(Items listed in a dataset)
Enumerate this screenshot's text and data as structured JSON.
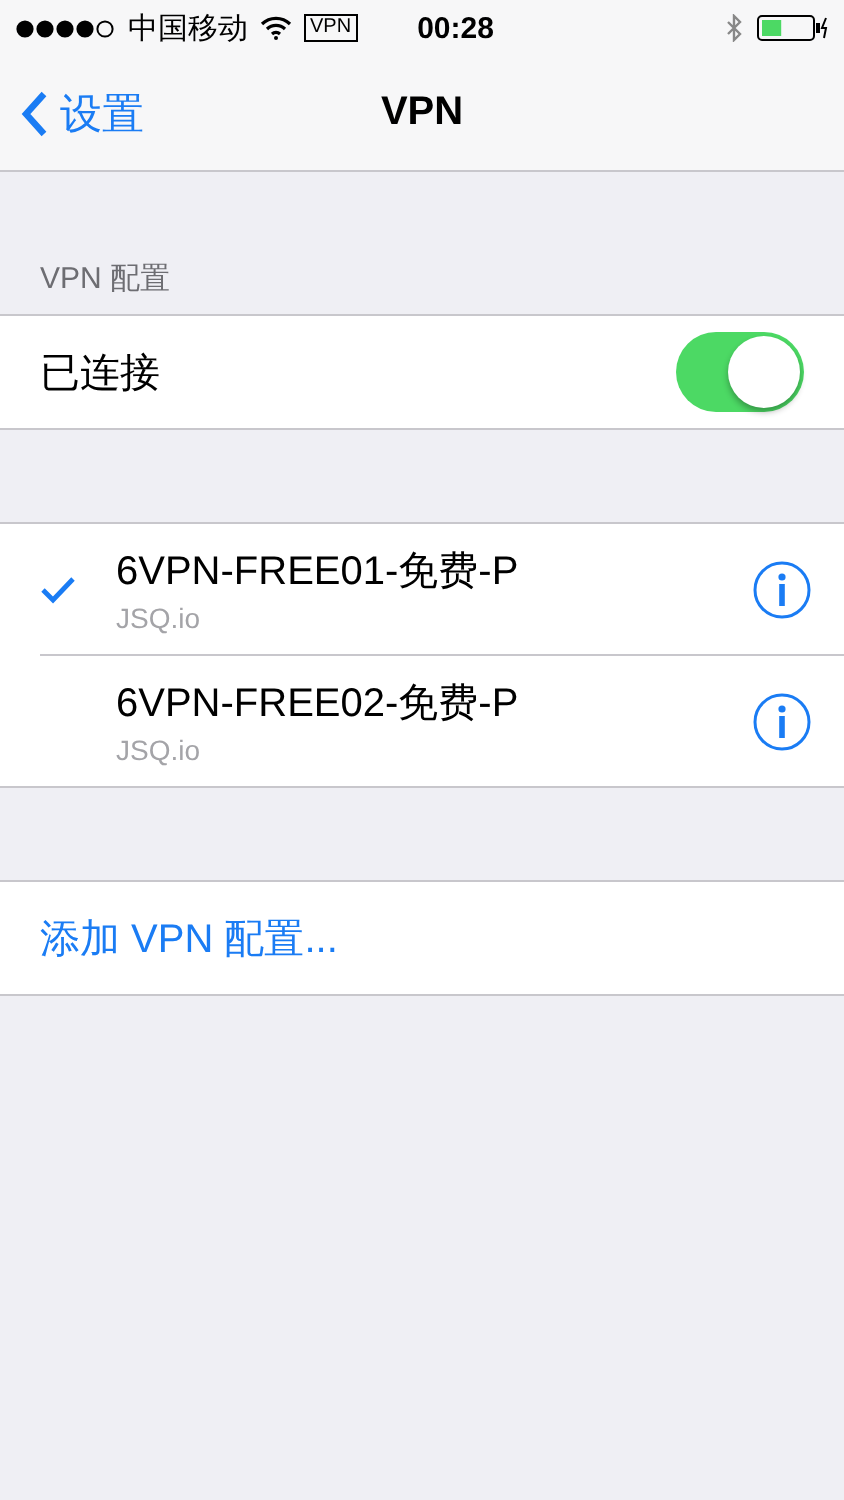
{
  "status_bar": {
    "carrier": "中国移动",
    "vpn_badge": "VPN",
    "time": "00:28"
  },
  "nav": {
    "back": "设置",
    "title": "VPN"
  },
  "status_section": {
    "header": "VPN 配置",
    "label": "已连接",
    "on": true
  },
  "configs": [
    {
      "name": "6VPN-FREE01-免费-P",
      "server": "JSQ.io",
      "selected": true
    },
    {
      "name": "6VPN-FREE02-免费-P",
      "server": "JSQ.io",
      "selected": false
    }
  ],
  "add_link": "添加 VPN 配置..."
}
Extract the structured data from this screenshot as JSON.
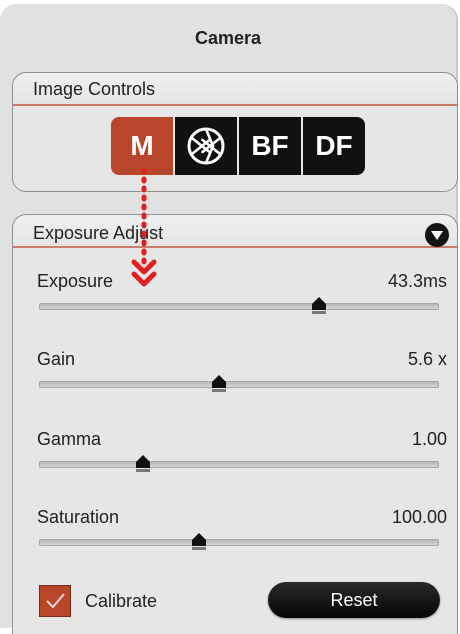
{
  "panel": {
    "title": "Camera"
  },
  "image_controls": {
    "label": "Image Controls",
    "modes": [
      {
        "label": "M",
        "active": true
      },
      {
        "label": "",
        "icon": "aperture-icon",
        "active": false
      },
      {
        "label": "BF",
        "active": false
      },
      {
        "label": "DF",
        "active": false
      }
    ]
  },
  "exposure_adjust": {
    "label": "Exposure Adjust",
    "collapse_icon": "chevron-down-icon",
    "sliders": [
      {
        "label": "Exposure",
        "value": "43.3ms",
        "level": 0.7
      },
      {
        "label": "Gain",
        "value": "5.6 x",
        "level": 0.45
      },
      {
        "label": "Gamma",
        "value": "1.00",
        "level": 0.26
      },
      {
        "label": "Saturation",
        "value": "100.00",
        "level": 0.4
      }
    ],
    "calibrate": {
      "label": "Calibrate",
      "checked": true
    },
    "reset_label": "Reset"
  },
  "colors": {
    "accent": "#b9462b",
    "annotation": "#e02020"
  }
}
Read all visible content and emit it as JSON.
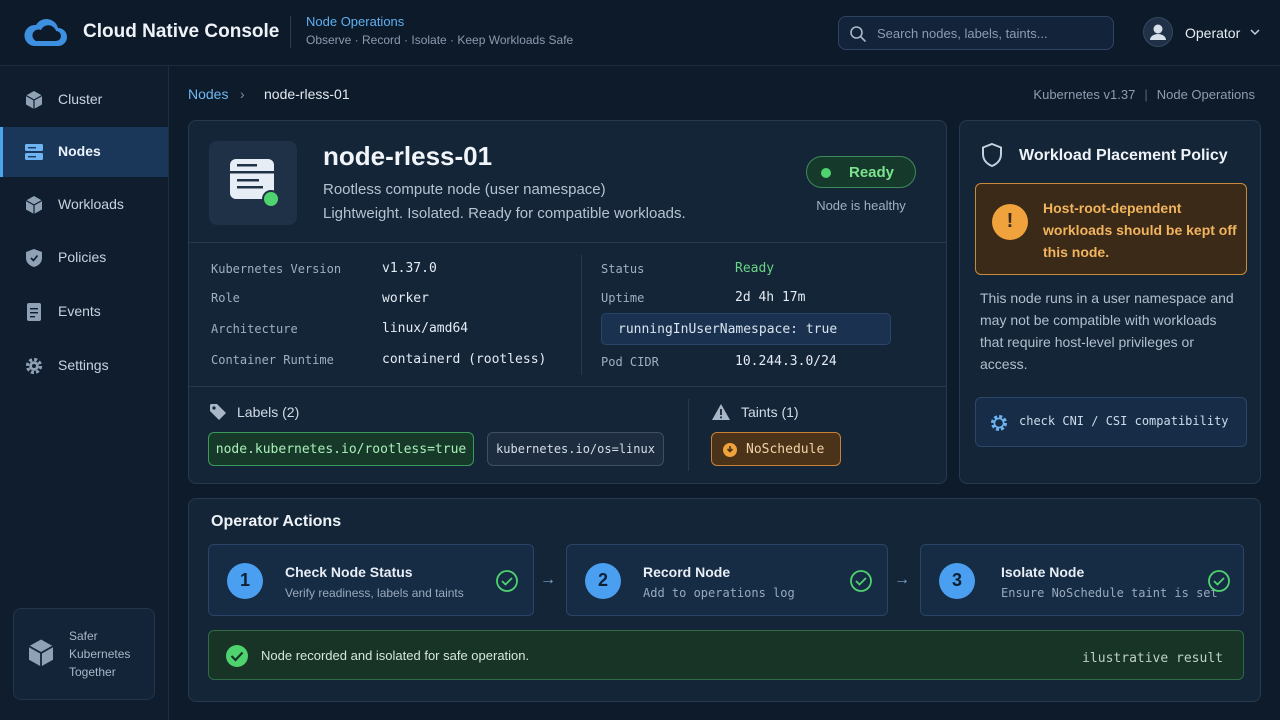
{
  "header": {
    "app_title": "Cloud Native Console",
    "section_title": "Node Operations",
    "section_tagline": "Observe  ·  Record  ·  Isolate  ·  Keep Workloads Safe",
    "search_placeholder": "Search nodes, labels, taints...",
    "user_name": "Operator"
  },
  "sidebar": {
    "items": [
      {
        "label": "Cluster",
        "icon": "cube-icon"
      },
      {
        "label": "Nodes",
        "icon": "server-icon",
        "active": true
      },
      {
        "label": "Workloads",
        "icon": "cubes-icon"
      },
      {
        "label": "Policies",
        "icon": "shield-icon"
      },
      {
        "label": "Events",
        "icon": "document-icon"
      },
      {
        "label": "Settings",
        "icon": "gear-icon"
      }
    ],
    "footer_text": "Safer Kubernetes Together"
  },
  "breadcrumb": {
    "root": "Nodes",
    "current": "node-rless-01",
    "version": "Kubernetes v1.37",
    "context": "Node Operations"
  },
  "node": {
    "name": "node-rless-01",
    "description": "Rootless compute node (user namespace)",
    "subdescription": "Lightweight. Isolated. Ready for compatible workloads.",
    "status_badge": "Ready",
    "status_note": "Node is healthy",
    "details_left": [
      {
        "key": "Kubernetes Version",
        "value": "v1.37.0"
      },
      {
        "key": "Role",
        "value": "worker"
      },
      {
        "key": "Architecture",
        "value": "linux/amd64"
      },
      {
        "key": "Container Runtime",
        "value": "containerd (rootless)"
      }
    ],
    "details_right": {
      "status_key": "Status",
      "status_value": "Ready",
      "uptime_key": "Uptime",
      "uptime_value": "2d 4h 17m",
      "flag": "runningInUserNamespace: true",
      "podcidr_key": "Pod CIDR",
      "podcidr_value": "10.244.3.0/24"
    },
    "labels_title": "Labels (2)",
    "labels": [
      "node.kubernetes.io/rootless=true",
      "kubernetes.io/os=linux"
    ],
    "taints_title": "Taints (1)",
    "taints": [
      "NoSchedule"
    ]
  },
  "policy": {
    "title": "Workload Placement Policy",
    "warning": "Host-root-dependent workloads should be kept off this node.",
    "body": "This node runs in a user namespace and may not be compatible with workloads that require host-level privileges or access.",
    "check": "check CNI / CSI compatibility"
  },
  "operator_actions": {
    "title": "Operator Actions",
    "steps": [
      {
        "num": "1",
        "title": "Check Node Status",
        "desc": "Verify readiness, labels and taints"
      },
      {
        "num": "2",
        "title": "Record Node",
        "desc": "Add to operations log"
      },
      {
        "num": "3",
        "title": "Isolate Node",
        "desc": "Ensure NoSchedule taint is set"
      }
    ],
    "result_text": "Node recorded and isolated for safe operation.",
    "result_note": "ilustrative result"
  },
  "colors": {
    "accent": "#4ea3ef",
    "ready": "#4ed36f",
    "warning": "#f0a23c"
  }
}
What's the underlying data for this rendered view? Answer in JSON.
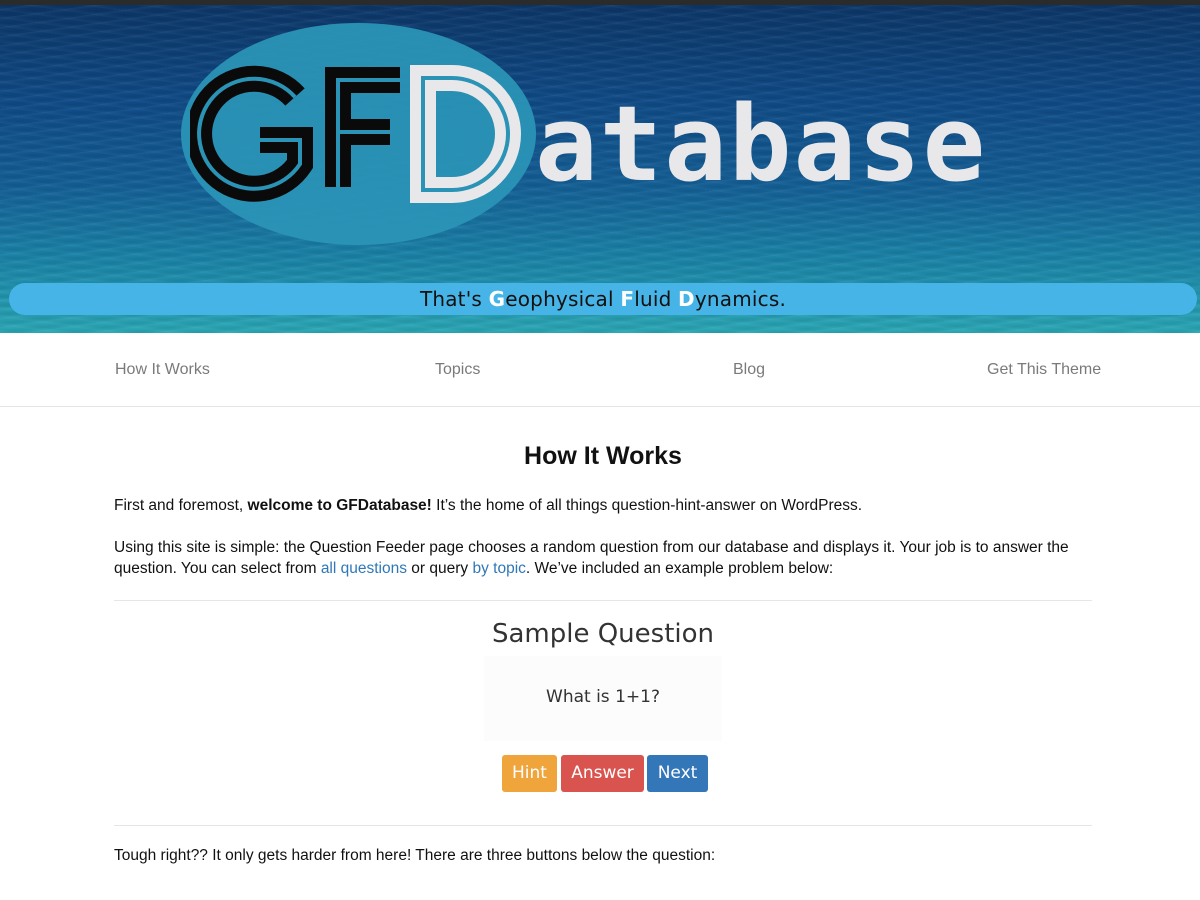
{
  "header": {
    "logo_text": "GFDatabase",
    "tagline": {
      "part1": "That's ",
      "g": "G",
      "part2": "eophysical ",
      "f": "F",
      "part3": "luid ",
      "d": "D",
      "part4": "ynamics."
    }
  },
  "nav": {
    "items": [
      {
        "label": "How It Works"
      },
      {
        "label": "Topics"
      },
      {
        "label": "Blog"
      },
      {
        "label": "Get This Theme"
      }
    ]
  },
  "main": {
    "title": "How It Works",
    "p1": {
      "pre": "First and foremost, ",
      "bold": "welcome to GFDatabase!",
      "post": " It’s the home of all things question-hint-answer on WordPress."
    },
    "p2": {
      "pre": "Using this site is simple: the Question Feeder page chooses a random question from our database and displays it. Your job is to answer the question. You can select from ",
      "link1": "all questions",
      "mid": " or query ",
      "link2": "by topic",
      "post": ". We’ve included an example problem below:"
    },
    "sample": {
      "title": "Sample Question",
      "question": "What is 1+1?",
      "buttons": {
        "hint": "Hint",
        "answer": "Answer",
        "next": "Next"
      }
    },
    "p3": "Tough right?? It only gets harder from here! There are three buttons below the question:"
  },
  "colors": {
    "tagline_bar": "#46b4e6",
    "link": "#2f78b7",
    "hint_button": "#efa43c",
    "answer_button": "#d9534f",
    "next_button": "#3477b9"
  }
}
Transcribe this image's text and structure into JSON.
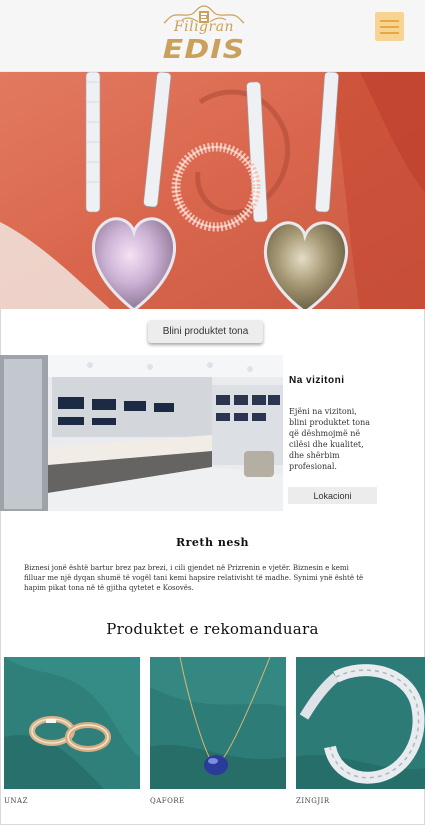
{
  "brand": {
    "script": "Filigran",
    "name": "EDIS"
  },
  "hero": {
    "button_label": "Blini produktet tona"
  },
  "visit": {
    "title": "Na vizitoni",
    "text": "Ejëni na vizitoni, blini produktet tona që dëshmojmë në cilësi dhe kualitet, dhe shërbim profesional.",
    "button_label": "Lokacioni"
  },
  "about": {
    "title": "Rreth nesh",
    "text": "Biznesi jonë është bartur brez paz brezi, i cili gjendet në Prizrenin e vjetër. Biznesin e kemi filluar me një dyqan shumë të vogël tani kemi hapsire relativisht të madhe. Synimi ynë është të hapim pikat tona në të gjitha qytetet e Kosovës."
  },
  "products": {
    "title": "Produktet e rekomanduara",
    "items": [
      {
        "label": "UNAZ"
      },
      {
        "label": "QAFORE"
      },
      {
        "label": "ZINGJIR"
      }
    ]
  },
  "colors": {
    "gold": "#c9a15a",
    "menu_bg": "#f7d493",
    "menu_lines": "#e8a93a",
    "hero_bg": "#e0745a",
    "product_bg": "#2e7c78"
  },
  "icons": {
    "menu": "hamburger-menu-icon"
  }
}
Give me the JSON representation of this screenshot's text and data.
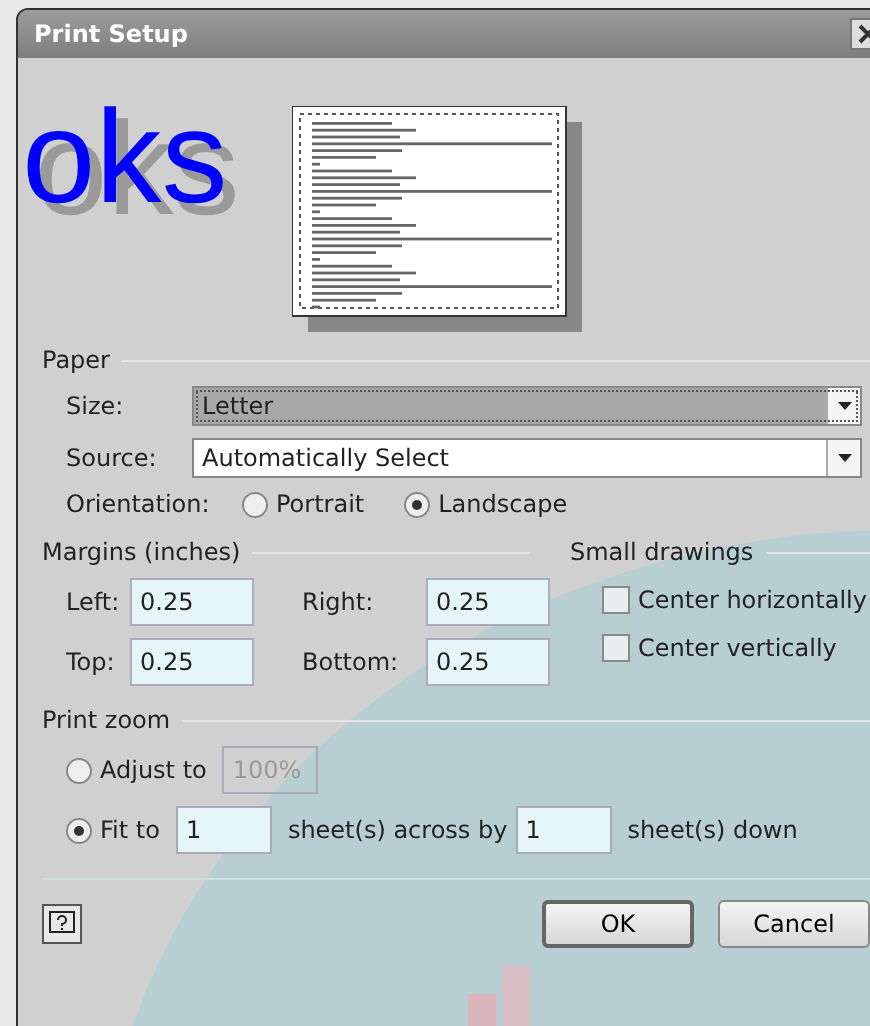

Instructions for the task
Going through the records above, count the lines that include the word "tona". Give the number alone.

Response to this task
3